As Faustus does the whole should-he-or-shouldn't-he-deal-with-the-devil calculation (here's an idea, Faustus: you shouldn't), the wealth that such a deal can bring him factors considerably into his fuzzy math. He knows that, with Mephistopheles's help, he can get his grubby hands on the treasures of exotic places like India, Asia, and the Americas. Plus, he could use his considerable power to cheat peasants out of their money and possessions. Beyond demonstrating the cravenness of his character, Faustus's desire for wealth and his willingness to sell his soul to the devil shows us that in Doctor Faustus wealth and salvation don't exactly go hand in hand.
Questions About Wealth
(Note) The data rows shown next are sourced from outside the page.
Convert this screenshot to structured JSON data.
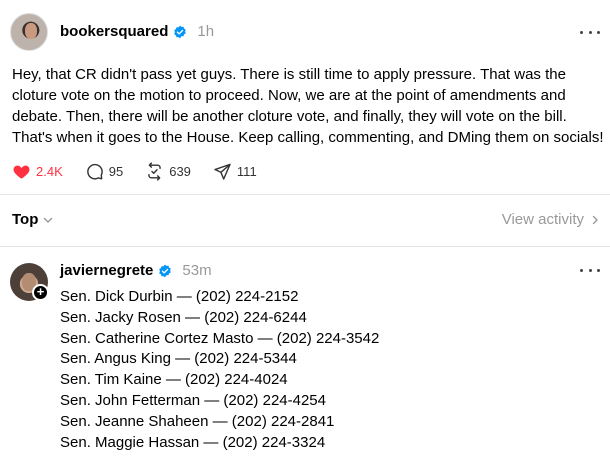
{
  "post": {
    "username": "bookersquared",
    "time": "1h",
    "text": "Hey, that CR didn't pass yet guys. There is still time to apply pressure. That was the cloture vote on the motion to proceed. Now, we are at the point of amendments and debate. Then, there will be another cloture vote, and finally, they will vote on the bill. That's when it goes to the House. Keep calling, commenting, and DMing them on socials!",
    "likes": "2.4K",
    "comments": "95",
    "reposts": "639",
    "shares": "111",
    "like_color": "#ff3040",
    "verified_color": "#0095f6"
  },
  "sort": {
    "label": "Top",
    "view_activity": "View activity"
  },
  "reply": {
    "username": "javiernegrete",
    "time": "53m",
    "lines": [
      "Sen. Dick Durbin — (202) 224-2152",
      "Sen. Jacky Rosen — (202) 224-6244",
      "Sen. Catherine Cortez Masto — (202) 224-3542",
      "Sen. Angus King — (202) 224-5344",
      "Sen. Tim Kaine — (202) 224-4024",
      "Sen. John Fetterman — (202) 224-4254",
      "Sen. Jeanne Shaheen — (202) 224-2841",
      "Sen. Maggie Hassan — (202) 224-3324"
    ]
  }
}
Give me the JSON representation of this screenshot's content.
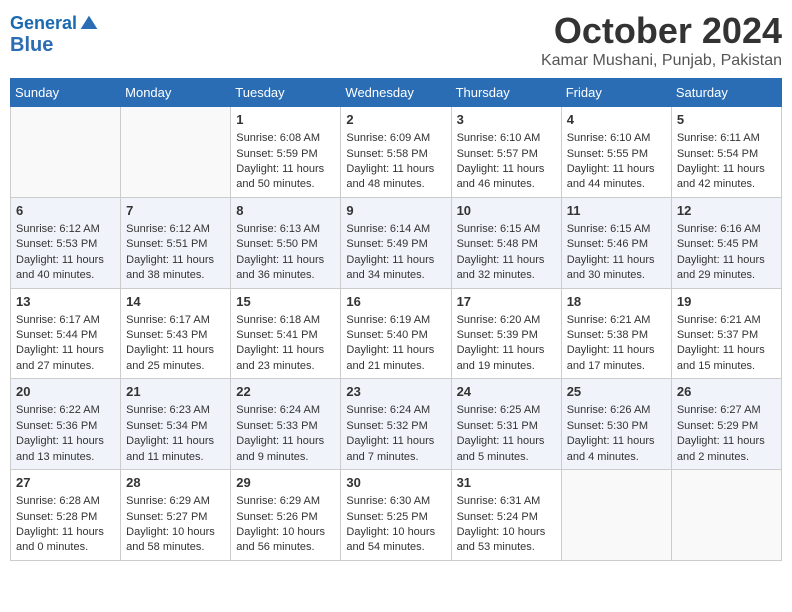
{
  "header": {
    "logo_line1": "General",
    "logo_line2": "Blue",
    "month": "October 2024",
    "location": "Kamar Mushani, Punjab, Pakistan"
  },
  "weekdays": [
    "Sunday",
    "Monday",
    "Tuesday",
    "Wednesday",
    "Thursday",
    "Friday",
    "Saturday"
  ],
  "weeks": [
    [
      {
        "day": "",
        "sunrise": "",
        "sunset": "",
        "daylight": ""
      },
      {
        "day": "",
        "sunrise": "",
        "sunset": "",
        "daylight": ""
      },
      {
        "day": "1",
        "sunrise": "Sunrise: 6:08 AM",
        "sunset": "Sunset: 5:59 PM",
        "daylight": "Daylight: 11 hours and 50 minutes."
      },
      {
        "day": "2",
        "sunrise": "Sunrise: 6:09 AM",
        "sunset": "Sunset: 5:58 PM",
        "daylight": "Daylight: 11 hours and 48 minutes."
      },
      {
        "day": "3",
        "sunrise": "Sunrise: 6:10 AM",
        "sunset": "Sunset: 5:57 PM",
        "daylight": "Daylight: 11 hours and 46 minutes."
      },
      {
        "day": "4",
        "sunrise": "Sunrise: 6:10 AM",
        "sunset": "Sunset: 5:55 PM",
        "daylight": "Daylight: 11 hours and 44 minutes."
      },
      {
        "day": "5",
        "sunrise": "Sunrise: 6:11 AM",
        "sunset": "Sunset: 5:54 PM",
        "daylight": "Daylight: 11 hours and 42 minutes."
      }
    ],
    [
      {
        "day": "6",
        "sunrise": "Sunrise: 6:12 AM",
        "sunset": "Sunset: 5:53 PM",
        "daylight": "Daylight: 11 hours and 40 minutes."
      },
      {
        "day": "7",
        "sunrise": "Sunrise: 6:12 AM",
        "sunset": "Sunset: 5:51 PM",
        "daylight": "Daylight: 11 hours and 38 minutes."
      },
      {
        "day": "8",
        "sunrise": "Sunrise: 6:13 AM",
        "sunset": "Sunset: 5:50 PM",
        "daylight": "Daylight: 11 hours and 36 minutes."
      },
      {
        "day": "9",
        "sunrise": "Sunrise: 6:14 AM",
        "sunset": "Sunset: 5:49 PM",
        "daylight": "Daylight: 11 hours and 34 minutes."
      },
      {
        "day": "10",
        "sunrise": "Sunrise: 6:15 AM",
        "sunset": "Sunset: 5:48 PM",
        "daylight": "Daylight: 11 hours and 32 minutes."
      },
      {
        "day": "11",
        "sunrise": "Sunrise: 6:15 AM",
        "sunset": "Sunset: 5:46 PM",
        "daylight": "Daylight: 11 hours and 30 minutes."
      },
      {
        "day": "12",
        "sunrise": "Sunrise: 6:16 AM",
        "sunset": "Sunset: 5:45 PM",
        "daylight": "Daylight: 11 hours and 29 minutes."
      }
    ],
    [
      {
        "day": "13",
        "sunrise": "Sunrise: 6:17 AM",
        "sunset": "Sunset: 5:44 PM",
        "daylight": "Daylight: 11 hours and 27 minutes."
      },
      {
        "day": "14",
        "sunrise": "Sunrise: 6:17 AM",
        "sunset": "Sunset: 5:43 PM",
        "daylight": "Daylight: 11 hours and 25 minutes."
      },
      {
        "day": "15",
        "sunrise": "Sunrise: 6:18 AM",
        "sunset": "Sunset: 5:41 PM",
        "daylight": "Daylight: 11 hours and 23 minutes."
      },
      {
        "day": "16",
        "sunrise": "Sunrise: 6:19 AM",
        "sunset": "Sunset: 5:40 PM",
        "daylight": "Daylight: 11 hours and 21 minutes."
      },
      {
        "day": "17",
        "sunrise": "Sunrise: 6:20 AM",
        "sunset": "Sunset: 5:39 PM",
        "daylight": "Daylight: 11 hours and 19 minutes."
      },
      {
        "day": "18",
        "sunrise": "Sunrise: 6:21 AM",
        "sunset": "Sunset: 5:38 PM",
        "daylight": "Daylight: 11 hours and 17 minutes."
      },
      {
        "day": "19",
        "sunrise": "Sunrise: 6:21 AM",
        "sunset": "Sunset: 5:37 PM",
        "daylight": "Daylight: 11 hours and 15 minutes."
      }
    ],
    [
      {
        "day": "20",
        "sunrise": "Sunrise: 6:22 AM",
        "sunset": "Sunset: 5:36 PM",
        "daylight": "Daylight: 11 hours and 13 minutes."
      },
      {
        "day": "21",
        "sunrise": "Sunrise: 6:23 AM",
        "sunset": "Sunset: 5:34 PM",
        "daylight": "Daylight: 11 hours and 11 minutes."
      },
      {
        "day": "22",
        "sunrise": "Sunrise: 6:24 AM",
        "sunset": "Sunset: 5:33 PM",
        "daylight": "Daylight: 11 hours and 9 minutes."
      },
      {
        "day": "23",
        "sunrise": "Sunrise: 6:24 AM",
        "sunset": "Sunset: 5:32 PM",
        "daylight": "Daylight: 11 hours and 7 minutes."
      },
      {
        "day": "24",
        "sunrise": "Sunrise: 6:25 AM",
        "sunset": "Sunset: 5:31 PM",
        "daylight": "Daylight: 11 hours and 5 minutes."
      },
      {
        "day": "25",
        "sunrise": "Sunrise: 6:26 AM",
        "sunset": "Sunset: 5:30 PM",
        "daylight": "Daylight: 11 hours and 4 minutes."
      },
      {
        "day": "26",
        "sunrise": "Sunrise: 6:27 AM",
        "sunset": "Sunset: 5:29 PM",
        "daylight": "Daylight: 11 hours and 2 minutes."
      }
    ],
    [
      {
        "day": "27",
        "sunrise": "Sunrise: 6:28 AM",
        "sunset": "Sunset: 5:28 PM",
        "daylight": "Daylight: 11 hours and 0 minutes."
      },
      {
        "day": "28",
        "sunrise": "Sunrise: 6:29 AM",
        "sunset": "Sunset: 5:27 PM",
        "daylight": "Daylight: 10 hours and 58 minutes."
      },
      {
        "day": "29",
        "sunrise": "Sunrise: 6:29 AM",
        "sunset": "Sunset: 5:26 PM",
        "daylight": "Daylight: 10 hours and 56 minutes."
      },
      {
        "day": "30",
        "sunrise": "Sunrise: 6:30 AM",
        "sunset": "Sunset: 5:25 PM",
        "daylight": "Daylight: 10 hours and 54 minutes."
      },
      {
        "day": "31",
        "sunrise": "Sunrise: 6:31 AM",
        "sunset": "Sunset: 5:24 PM",
        "daylight": "Daylight: 10 hours and 53 minutes."
      },
      {
        "day": "",
        "sunrise": "",
        "sunset": "",
        "daylight": ""
      },
      {
        "day": "",
        "sunrise": "",
        "sunset": "",
        "daylight": ""
      }
    ]
  ]
}
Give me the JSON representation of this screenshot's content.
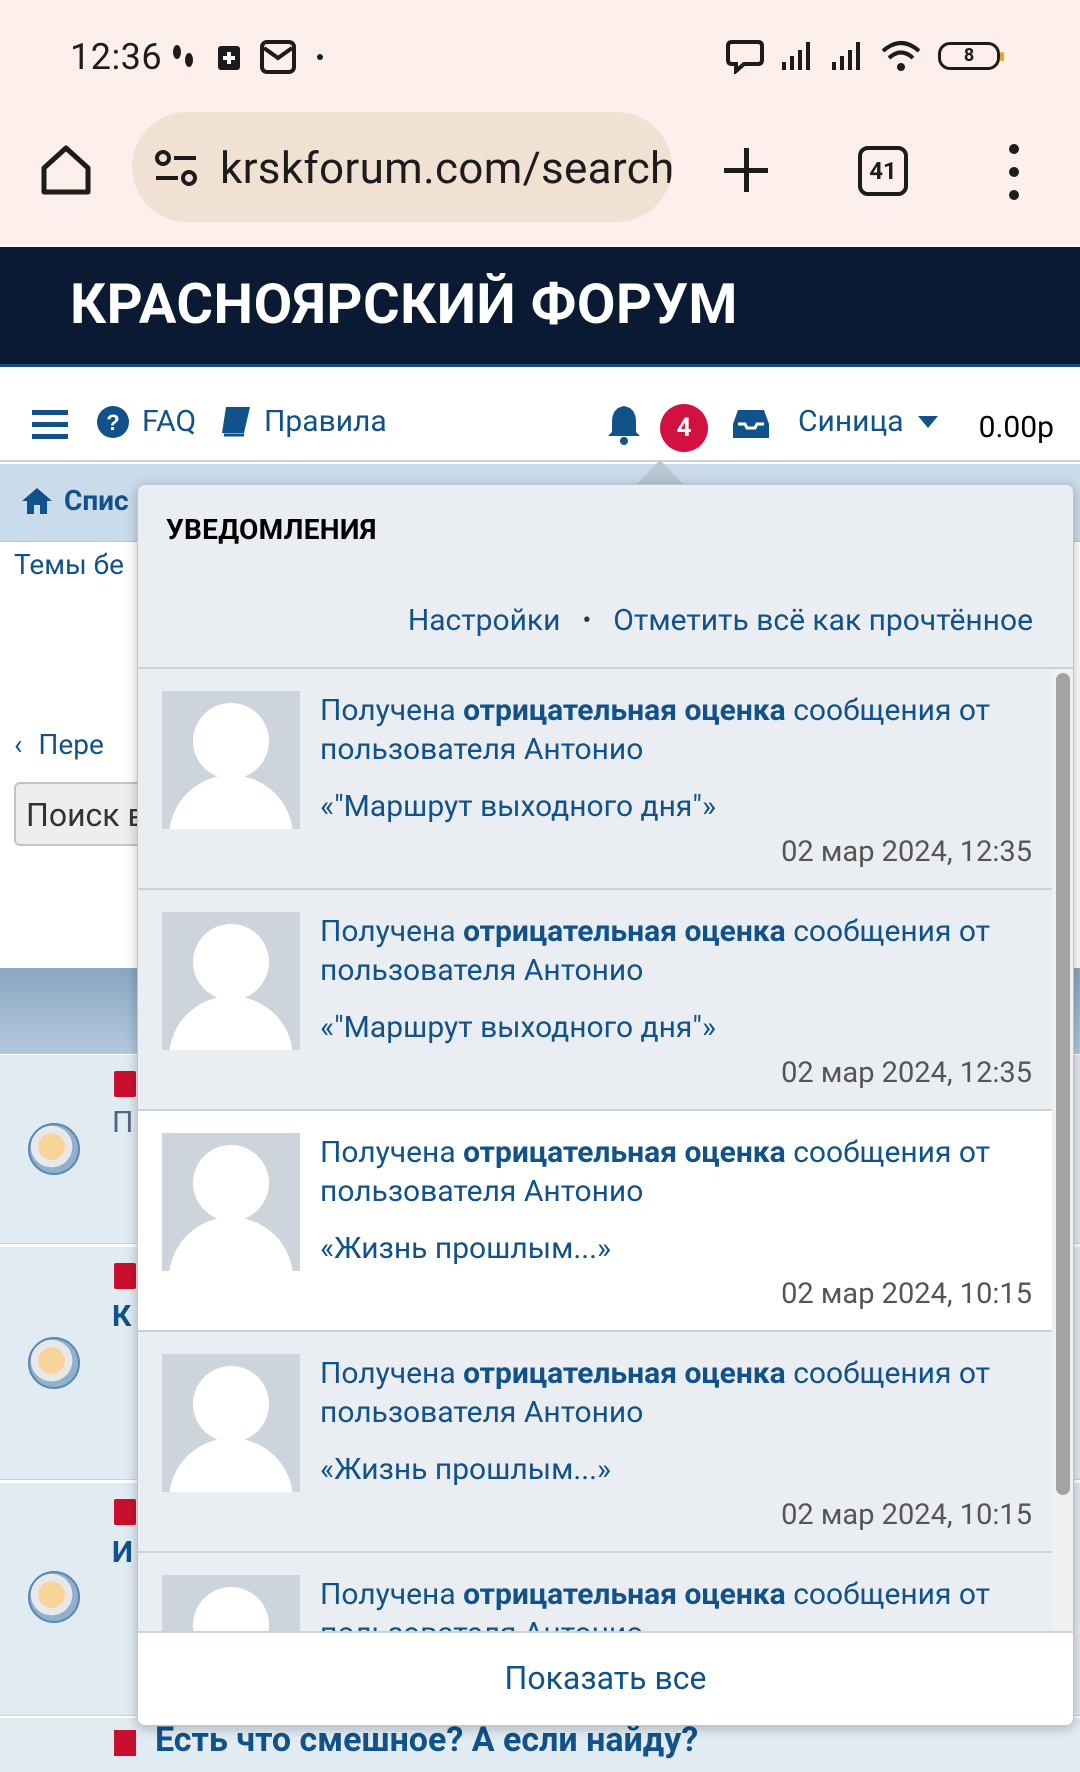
{
  "status_bar": {
    "time": "12:36",
    "battery": "8"
  },
  "browser": {
    "url": "krskforum.com/search",
    "tab_count": "41"
  },
  "site": {
    "title": "КРАСНОЯРСКИЙ ФОРУМ"
  },
  "navbar": {
    "faq": "FAQ",
    "rules": "Правила",
    "notification_count": "4",
    "username": "Синица",
    "credits": "0.00р"
  },
  "background": {
    "breadcrumb": "Спис",
    "topics_line": "Темы бе",
    "nav_line": "Пере",
    "search_placeholder": "Поиск в",
    "row_letters": [
      "П",
      "К",
      "И"
    ],
    "last_topic": "Есть что смешное? А если найду?"
  },
  "notifications": {
    "title": "УВЕДОМЛЕНИЯ",
    "settings": "Настройки",
    "separator": "•",
    "mark_all_read": "Отметить всё как прочтённое",
    "show_all": "Показать все",
    "items": [
      {
        "prefix": "Получена",
        "bold": "отрицательная оценка",
        "suffix": "сообщения от пользователя Антонио",
        "ref": "«\"Маршрут выходного дня\"»",
        "time": "02 мар 2024, 12:35"
      },
      {
        "prefix": "Получена",
        "bold": "отрицательная оценка",
        "suffix": "сообщения от пользователя Антонио",
        "ref": "«\"Маршрут выходного дня\"»",
        "time": "02 мар 2024, 12:35"
      },
      {
        "prefix": "Получена",
        "bold": "отрицательная оценка",
        "suffix": "сообщения от пользователя Антонио",
        "ref": "«Жизнь прошлым...»",
        "time": "02 мар 2024, 10:15"
      },
      {
        "prefix": "Получена",
        "bold": "отрицательная оценка",
        "suffix": "сообщения от пользователя Антонио",
        "ref": "«Жизнь прошлым...»",
        "time": "02 мар 2024, 10:15"
      },
      {
        "prefix": "Получена",
        "bold": "отрицательная оценка",
        "suffix": "сообщения от пользователя Антонио",
        "ref": "",
        "time": ""
      }
    ]
  },
  "colors": {
    "link": "#105289",
    "header_bg": "#0b1a33",
    "badge": "#d31141",
    "panel_bg": "#eaedf1"
  }
}
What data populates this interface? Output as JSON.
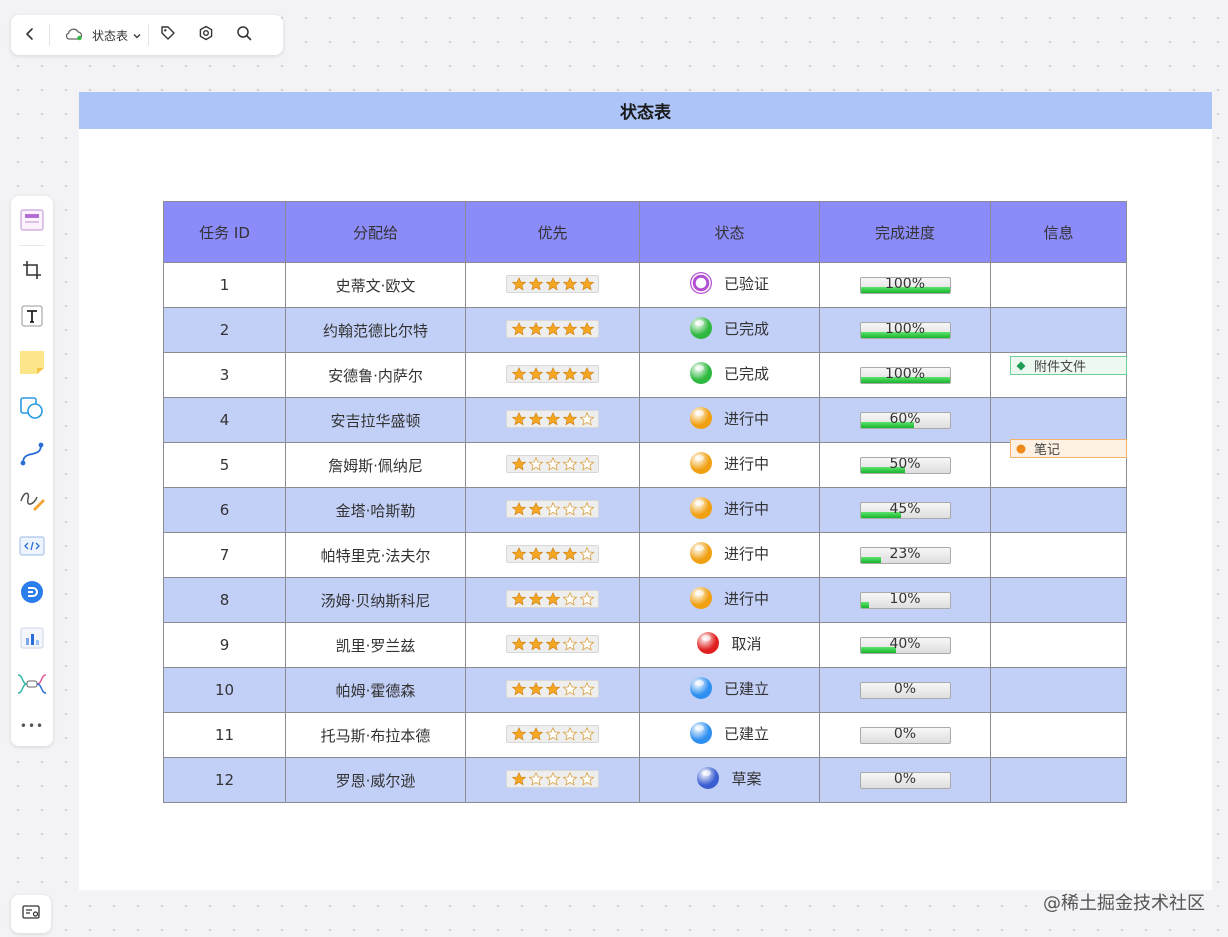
{
  "toolbar": {
    "doc_title": "状态表",
    "icons": [
      "back-icon",
      "cloud-sync-icon",
      "chevron-down-icon",
      "tag-icon",
      "settings-icon",
      "search-icon"
    ]
  },
  "leftbar": {
    "tools": [
      "frame-template-icon",
      "crop-frame-icon",
      "text-icon",
      "sticky-note-icon",
      "shapes-icon",
      "connector-icon",
      "pen-icon",
      "code-block-icon",
      "plugin-icon",
      "chart-icon",
      "mindmap-icon",
      "more-icon"
    ],
    "more_label": "•••"
  },
  "frame": {
    "title": "状态表",
    "header_color": "#adc4f8"
  },
  "table": {
    "columns": [
      "任务 ID",
      "分配给",
      "优先",
      "状态",
      "完成进度",
      "信息"
    ],
    "header_color": "#8c8bfa",
    "alt_row_color": "#c2cff7",
    "rows": [
      {
        "id": "1",
        "assignee": "史蒂文·欧文",
        "stars": 5,
        "status": "已验证",
        "status_color": "#b44fd1",
        "progress": 100,
        "progress_label": "100%"
      },
      {
        "id": "2",
        "assignee": "约翰范德比尔特",
        "stars": 5,
        "status": "已完成",
        "status_color": "#2fb83f",
        "progress": 100,
        "progress_label": "100%"
      },
      {
        "id": "3",
        "assignee": "安德鲁·内萨尔",
        "stars": 5,
        "status": "已完成",
        "status_color": "#2fb83f",
        "progress": 100,
        "progress_label": "100%"
      },
      {
        "id": "4",
        "assignee": "安吉拉华盛顿",
        "stars": 4,
        "status": "进行中",
        "status_color": "#f0a010",
        "progress": 60,
        "progress_label": "60%"
      },
      {
        "id": "5",
        "assignee": "詹姆斯·佩纳尼",
        "stars": 1,
        "status": "进行中",
        "status_color": "#f0a010",
        "progress": 50,
        "progress_label": "50%"
      },
      {
        "id": "6",
        "assignee": "金塔·哈斯勒",
        "stars": 2,
        "status": "进行中",
        "status_color": "#f0a010",
        "progress": 45,
        "progress_label": "45%"
      },
      {
        "id": "7",
        "assignee": "帕特里克·法夫尔",
        "stars": 4,
        "status": "进行中",
        "status_color": "#f0a010",
        "progress": 23,
        "progress_label": "23%"
      },
      {
        "id": "8",
        "assignee": "汤姆·贝纳斯科尼",
        "stars": 3,
        "status": "进行中",
        "status_color": "#f0a010",
        "progress": 10,
        "progress_label": "10%"
      },
      {
        "id": "9",
        "assignee": "凯里·罗兰兹",
        "stars": 3,
        "status": "取消",
        "status_color": "#e02020",
        "progress": 40,
        "progress_label": "40%"
      },
      {
        "id": "10",
        "assignee": "帕姆·霍德森",
        "stars": 3,
        "status": "已建立",
        "status_color": "#2e8ff0",
        "progress": 0,
        "progress_label": "0%"
      },
      {
        "id": "11",
        "assignee": "托马斯·布拉本德",
        "stars": 2,
        "status": "已建立",
        "status_color": "#2e8ff0",
        "progress": 0,
        "progress_label": "0%"
      },
      {
        "id": "12",
        "assignee": "罗恩·威尔逊",
        "stars": 1,
        "status": "草案",
        "status_color": "#3b5fd0",
        "progress": 0,
        "progress_label": "0%"
      }
    ]
  },
  "tags": {
    "attachment": {
      "label": "附件文件",
      "color": "#1f9d55"
    },
    "note": {
      "label": "笔记",
      "color": "#ee8a1a"
    }
  },
  "watermark": "@稀土掘金技术社区"
}
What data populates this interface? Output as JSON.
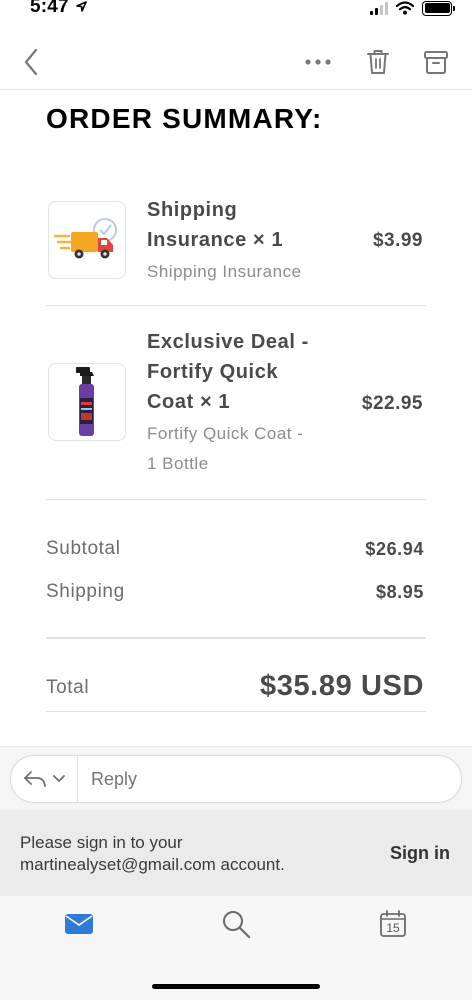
{
  "status_bar": {
    "time": "5:47",
    "location_icon": "location-arrow-icon",
    "signal_icon": "cellular-signal-icon",
    "wifi_icon": "wifi-icon",
    "battery_icon": "battery-icon"
  },
  "toolbar": {
    "back_icon": "chevron-left-icon",
    "more_icon": "more-dots-icon",
    "delete_icon": "trash-icon",
    "archive_icon": "archive-icon"
  },
  "order": {
    "title": "ORDER SUMMARY:",
    "items": [
      {
        "name_line1": "Shipping",
        "name_line2": "Insurance × 1",
        "desc_line1": "Shipping Insurance",
        "price": "$3.99",
        "thumb_icon": "delivery-truck-icon"
      },
      {
        "name_line1": "Exclusive Deal -",
        "name_line2": "Fortify Quick",
        "name_line3": "Coat × 1",
        "desc_line1": "Fortify Quick Coat -",
        "desc_line2": "1 Bottle",
        "price": "$22.95",
        "thumb_icon": "spray-bottle-icon"
      }
    ],
    "subtotal_label": "Subtotal",
    "subtotal_value": "$26.94",
    "shipping_label": "Shipping",
    "shipping_value": "$8.95",
    "total_label": "Total",
    "total_value": "$35.89 USD"
  },
  "reply": {
    "placeholder": "Reply",
    "reply_icon": "reply-arrow-icon",
    "dropdown_icon": "chevron-down-icon"
  },
  "signin": {
    "message_line1": "Please sign in to your",
    "message_line2": "martinealyset@gmail.com account.",
    "button_label": "Sign in"
  },
  "tabbar": {
    "mail_icon": "mail-icon",
    "search_icon": "search-icon",
    "calendar_icon": "calendar-icon",
    "calendar_day": "15",
    "accent_color": "#2f7ad5"
  }
}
- What kinds of luxury goods do Faustus, Valdes, and Cornelius imagine that their magical spirits will bring them? What does their imagination tell us about their personalities?
- What does Faustus imagine himself doing with spirit-produced wealth before he has it? What do these plans reveal about his character and priorities?
- How does Faustus use his magic to cheat people out of their money?
- Why does Faustus will all his possessions to Wagner? And what does this have to do with Mephistopheles?
Chew on This
Faustus, Valdes, and Cornelius are all about exploitation and destruction. When they imagine the wealth they'll get with their magic, they don't do anything nice with it, which shows that ill-gotten wealth is bad news.
Faustus's use of magic to deprive peasants of their money emphasizes the importance of honesty and transparency to functioning capitalist economic exchange.